THE TASK.
Across the whole listing, copy out every line that includes the string "username".

SUPPLIED DATA.
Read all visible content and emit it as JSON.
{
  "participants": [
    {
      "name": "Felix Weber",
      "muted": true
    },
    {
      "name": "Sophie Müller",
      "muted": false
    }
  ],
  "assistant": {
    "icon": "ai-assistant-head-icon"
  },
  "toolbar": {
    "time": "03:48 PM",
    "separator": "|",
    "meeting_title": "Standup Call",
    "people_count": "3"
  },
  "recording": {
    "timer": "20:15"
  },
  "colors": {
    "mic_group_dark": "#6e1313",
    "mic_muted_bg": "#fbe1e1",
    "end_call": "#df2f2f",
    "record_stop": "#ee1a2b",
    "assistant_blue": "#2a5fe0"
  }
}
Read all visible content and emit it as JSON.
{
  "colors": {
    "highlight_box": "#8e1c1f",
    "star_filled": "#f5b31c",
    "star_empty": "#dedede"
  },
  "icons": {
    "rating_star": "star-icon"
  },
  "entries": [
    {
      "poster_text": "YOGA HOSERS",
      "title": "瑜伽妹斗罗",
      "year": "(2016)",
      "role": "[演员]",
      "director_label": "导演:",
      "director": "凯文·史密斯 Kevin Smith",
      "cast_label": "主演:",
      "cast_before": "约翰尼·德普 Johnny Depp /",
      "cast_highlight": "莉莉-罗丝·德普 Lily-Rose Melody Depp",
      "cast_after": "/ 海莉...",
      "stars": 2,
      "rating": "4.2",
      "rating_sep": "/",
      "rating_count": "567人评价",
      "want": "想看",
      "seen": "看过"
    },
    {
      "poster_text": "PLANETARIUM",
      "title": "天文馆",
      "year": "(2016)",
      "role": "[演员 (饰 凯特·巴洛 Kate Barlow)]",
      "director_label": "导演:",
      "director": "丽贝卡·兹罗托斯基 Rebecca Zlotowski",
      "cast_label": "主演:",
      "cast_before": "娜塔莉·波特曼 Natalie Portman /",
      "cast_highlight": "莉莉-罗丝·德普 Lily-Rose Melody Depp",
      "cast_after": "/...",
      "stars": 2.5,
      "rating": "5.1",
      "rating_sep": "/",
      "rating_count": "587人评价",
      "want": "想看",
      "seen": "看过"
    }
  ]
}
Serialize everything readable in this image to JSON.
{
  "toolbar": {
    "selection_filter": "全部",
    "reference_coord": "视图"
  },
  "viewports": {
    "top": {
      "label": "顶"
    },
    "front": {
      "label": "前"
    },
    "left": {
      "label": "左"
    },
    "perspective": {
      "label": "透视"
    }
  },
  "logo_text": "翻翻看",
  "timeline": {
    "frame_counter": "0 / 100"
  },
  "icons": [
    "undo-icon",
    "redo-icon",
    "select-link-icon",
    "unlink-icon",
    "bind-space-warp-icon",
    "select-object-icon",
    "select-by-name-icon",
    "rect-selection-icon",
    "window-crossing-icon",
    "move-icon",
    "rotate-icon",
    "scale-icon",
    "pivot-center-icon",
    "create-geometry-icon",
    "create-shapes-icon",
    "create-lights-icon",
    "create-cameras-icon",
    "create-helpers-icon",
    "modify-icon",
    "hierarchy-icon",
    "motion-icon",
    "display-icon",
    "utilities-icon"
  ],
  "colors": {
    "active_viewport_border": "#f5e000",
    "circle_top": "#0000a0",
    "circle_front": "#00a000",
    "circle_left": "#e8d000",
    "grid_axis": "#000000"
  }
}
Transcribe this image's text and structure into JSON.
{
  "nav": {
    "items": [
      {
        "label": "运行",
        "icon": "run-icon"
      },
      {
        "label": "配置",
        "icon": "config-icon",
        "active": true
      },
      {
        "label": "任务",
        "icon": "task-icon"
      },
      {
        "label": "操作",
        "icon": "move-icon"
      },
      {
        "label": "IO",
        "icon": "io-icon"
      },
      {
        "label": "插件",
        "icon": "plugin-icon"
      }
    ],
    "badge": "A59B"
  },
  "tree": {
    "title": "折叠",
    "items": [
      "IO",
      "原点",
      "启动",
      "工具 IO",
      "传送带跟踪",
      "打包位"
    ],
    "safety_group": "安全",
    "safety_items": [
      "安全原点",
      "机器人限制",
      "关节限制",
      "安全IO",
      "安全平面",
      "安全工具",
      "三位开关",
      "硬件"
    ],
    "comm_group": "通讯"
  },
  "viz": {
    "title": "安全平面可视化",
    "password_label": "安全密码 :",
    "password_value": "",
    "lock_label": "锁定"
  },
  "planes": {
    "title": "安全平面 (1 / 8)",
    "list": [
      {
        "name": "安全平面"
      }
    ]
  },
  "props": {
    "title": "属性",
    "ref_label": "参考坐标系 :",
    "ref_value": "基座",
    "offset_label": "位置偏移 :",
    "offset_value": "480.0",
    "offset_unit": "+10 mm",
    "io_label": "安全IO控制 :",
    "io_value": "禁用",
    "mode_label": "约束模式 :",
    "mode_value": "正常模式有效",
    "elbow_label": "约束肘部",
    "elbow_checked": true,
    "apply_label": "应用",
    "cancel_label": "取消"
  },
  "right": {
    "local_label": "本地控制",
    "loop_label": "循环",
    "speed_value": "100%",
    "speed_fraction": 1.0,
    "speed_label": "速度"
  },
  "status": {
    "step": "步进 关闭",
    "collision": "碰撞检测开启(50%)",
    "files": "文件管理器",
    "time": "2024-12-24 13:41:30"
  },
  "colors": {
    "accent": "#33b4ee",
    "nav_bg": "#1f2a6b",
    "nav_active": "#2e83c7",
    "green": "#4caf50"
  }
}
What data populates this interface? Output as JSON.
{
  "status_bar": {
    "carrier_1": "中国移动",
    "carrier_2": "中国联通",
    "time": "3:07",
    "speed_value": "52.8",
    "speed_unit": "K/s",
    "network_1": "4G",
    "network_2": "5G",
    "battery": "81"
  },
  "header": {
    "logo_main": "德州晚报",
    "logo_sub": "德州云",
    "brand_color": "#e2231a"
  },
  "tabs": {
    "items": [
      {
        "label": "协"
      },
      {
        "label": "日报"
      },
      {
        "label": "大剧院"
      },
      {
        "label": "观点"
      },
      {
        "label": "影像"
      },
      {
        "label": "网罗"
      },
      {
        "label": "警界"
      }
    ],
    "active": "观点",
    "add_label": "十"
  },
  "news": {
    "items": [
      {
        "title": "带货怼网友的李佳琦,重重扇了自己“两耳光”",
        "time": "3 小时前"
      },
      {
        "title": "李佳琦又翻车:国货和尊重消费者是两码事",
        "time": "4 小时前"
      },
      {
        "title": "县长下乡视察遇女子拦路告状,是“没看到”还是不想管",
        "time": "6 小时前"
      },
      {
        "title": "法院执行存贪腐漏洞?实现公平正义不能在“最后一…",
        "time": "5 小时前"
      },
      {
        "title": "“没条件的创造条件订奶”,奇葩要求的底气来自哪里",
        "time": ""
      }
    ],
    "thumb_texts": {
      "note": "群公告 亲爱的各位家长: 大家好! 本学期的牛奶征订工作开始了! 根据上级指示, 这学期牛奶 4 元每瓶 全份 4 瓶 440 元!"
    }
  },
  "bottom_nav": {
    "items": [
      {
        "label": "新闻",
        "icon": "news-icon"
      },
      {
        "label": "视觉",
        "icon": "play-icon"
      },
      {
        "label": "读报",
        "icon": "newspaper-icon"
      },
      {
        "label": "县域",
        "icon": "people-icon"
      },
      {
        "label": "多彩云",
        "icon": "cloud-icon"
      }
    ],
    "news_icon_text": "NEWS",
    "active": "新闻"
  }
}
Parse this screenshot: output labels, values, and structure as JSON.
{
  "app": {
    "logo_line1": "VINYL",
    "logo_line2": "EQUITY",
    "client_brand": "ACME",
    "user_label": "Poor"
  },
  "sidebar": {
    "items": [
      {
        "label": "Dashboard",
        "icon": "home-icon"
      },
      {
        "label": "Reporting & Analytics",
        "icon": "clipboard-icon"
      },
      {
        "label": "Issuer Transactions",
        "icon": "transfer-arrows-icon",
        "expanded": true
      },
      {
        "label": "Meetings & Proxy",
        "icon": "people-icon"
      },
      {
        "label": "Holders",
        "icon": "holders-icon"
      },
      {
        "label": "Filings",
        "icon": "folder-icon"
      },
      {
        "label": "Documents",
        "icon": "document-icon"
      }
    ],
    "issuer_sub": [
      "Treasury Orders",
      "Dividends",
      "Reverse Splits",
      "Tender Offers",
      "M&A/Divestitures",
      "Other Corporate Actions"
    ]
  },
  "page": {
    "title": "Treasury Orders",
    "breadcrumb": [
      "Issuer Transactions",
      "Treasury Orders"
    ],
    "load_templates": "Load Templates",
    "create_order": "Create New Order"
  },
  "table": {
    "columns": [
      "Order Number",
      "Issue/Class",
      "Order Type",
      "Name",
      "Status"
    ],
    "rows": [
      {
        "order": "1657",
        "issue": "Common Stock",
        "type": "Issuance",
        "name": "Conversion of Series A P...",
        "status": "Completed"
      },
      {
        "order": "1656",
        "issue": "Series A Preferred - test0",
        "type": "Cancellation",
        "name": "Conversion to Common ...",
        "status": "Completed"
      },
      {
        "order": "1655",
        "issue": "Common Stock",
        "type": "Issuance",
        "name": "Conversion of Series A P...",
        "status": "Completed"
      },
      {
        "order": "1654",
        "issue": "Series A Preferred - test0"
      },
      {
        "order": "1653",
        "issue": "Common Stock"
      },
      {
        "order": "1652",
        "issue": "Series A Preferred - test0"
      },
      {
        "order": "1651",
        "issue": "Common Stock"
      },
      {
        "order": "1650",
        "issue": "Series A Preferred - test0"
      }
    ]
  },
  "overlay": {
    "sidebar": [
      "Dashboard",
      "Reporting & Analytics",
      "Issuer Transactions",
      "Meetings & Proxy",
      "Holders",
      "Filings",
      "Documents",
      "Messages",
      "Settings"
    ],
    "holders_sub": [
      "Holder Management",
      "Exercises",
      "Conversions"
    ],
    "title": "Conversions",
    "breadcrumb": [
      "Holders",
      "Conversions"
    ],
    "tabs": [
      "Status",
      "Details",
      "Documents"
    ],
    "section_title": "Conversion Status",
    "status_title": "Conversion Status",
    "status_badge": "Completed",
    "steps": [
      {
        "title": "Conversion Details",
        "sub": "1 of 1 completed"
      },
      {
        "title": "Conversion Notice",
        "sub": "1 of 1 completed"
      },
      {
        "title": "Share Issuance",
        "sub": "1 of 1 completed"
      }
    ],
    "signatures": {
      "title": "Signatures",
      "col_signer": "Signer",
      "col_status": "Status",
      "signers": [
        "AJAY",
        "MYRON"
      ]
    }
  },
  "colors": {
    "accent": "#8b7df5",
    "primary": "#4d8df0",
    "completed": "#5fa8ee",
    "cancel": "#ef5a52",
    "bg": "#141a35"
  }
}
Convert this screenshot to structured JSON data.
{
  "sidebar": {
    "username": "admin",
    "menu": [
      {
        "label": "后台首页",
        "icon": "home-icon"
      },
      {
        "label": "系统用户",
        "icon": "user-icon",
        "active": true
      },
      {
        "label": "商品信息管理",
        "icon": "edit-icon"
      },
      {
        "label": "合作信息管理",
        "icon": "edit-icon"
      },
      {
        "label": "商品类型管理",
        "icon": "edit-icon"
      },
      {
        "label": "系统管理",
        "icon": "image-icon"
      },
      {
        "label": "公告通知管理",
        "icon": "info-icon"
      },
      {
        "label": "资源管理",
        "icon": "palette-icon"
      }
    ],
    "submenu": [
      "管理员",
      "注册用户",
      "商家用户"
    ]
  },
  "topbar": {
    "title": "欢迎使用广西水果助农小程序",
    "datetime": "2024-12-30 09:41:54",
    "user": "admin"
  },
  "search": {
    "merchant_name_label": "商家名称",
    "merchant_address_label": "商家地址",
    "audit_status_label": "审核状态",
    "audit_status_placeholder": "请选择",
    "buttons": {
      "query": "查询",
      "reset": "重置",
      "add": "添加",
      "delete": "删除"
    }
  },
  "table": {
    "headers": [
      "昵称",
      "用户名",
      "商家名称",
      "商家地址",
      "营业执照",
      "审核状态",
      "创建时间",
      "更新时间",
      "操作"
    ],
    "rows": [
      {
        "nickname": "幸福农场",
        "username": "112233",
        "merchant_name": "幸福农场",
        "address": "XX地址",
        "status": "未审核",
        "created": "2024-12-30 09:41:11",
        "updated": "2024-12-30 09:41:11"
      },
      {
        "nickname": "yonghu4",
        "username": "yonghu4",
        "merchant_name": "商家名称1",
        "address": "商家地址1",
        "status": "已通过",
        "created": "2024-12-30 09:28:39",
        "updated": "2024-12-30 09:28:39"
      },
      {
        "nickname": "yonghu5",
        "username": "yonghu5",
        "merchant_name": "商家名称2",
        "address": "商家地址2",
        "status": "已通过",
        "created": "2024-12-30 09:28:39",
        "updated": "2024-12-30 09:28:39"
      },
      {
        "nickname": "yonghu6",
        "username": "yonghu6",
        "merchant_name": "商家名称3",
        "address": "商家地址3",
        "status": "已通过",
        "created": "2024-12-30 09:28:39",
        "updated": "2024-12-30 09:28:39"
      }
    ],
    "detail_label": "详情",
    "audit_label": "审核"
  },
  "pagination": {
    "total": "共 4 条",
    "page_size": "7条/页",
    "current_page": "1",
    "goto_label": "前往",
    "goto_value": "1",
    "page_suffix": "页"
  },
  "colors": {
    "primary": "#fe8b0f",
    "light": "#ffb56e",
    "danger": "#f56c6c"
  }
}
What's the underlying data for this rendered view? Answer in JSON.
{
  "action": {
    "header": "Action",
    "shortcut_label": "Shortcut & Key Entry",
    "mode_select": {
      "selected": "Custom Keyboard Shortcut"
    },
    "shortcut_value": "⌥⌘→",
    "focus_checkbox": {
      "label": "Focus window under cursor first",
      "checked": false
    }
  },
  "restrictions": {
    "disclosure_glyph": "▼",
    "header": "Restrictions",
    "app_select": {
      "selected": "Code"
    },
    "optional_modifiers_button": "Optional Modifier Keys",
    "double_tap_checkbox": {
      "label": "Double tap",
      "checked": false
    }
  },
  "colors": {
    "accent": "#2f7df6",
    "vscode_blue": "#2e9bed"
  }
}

REPLY TO THE EXERCISE.
    "username": "admin",
        "username": "112233",
        "username": "yonghu4",
        "username": "yonghu5",
        "username": "yonghu6",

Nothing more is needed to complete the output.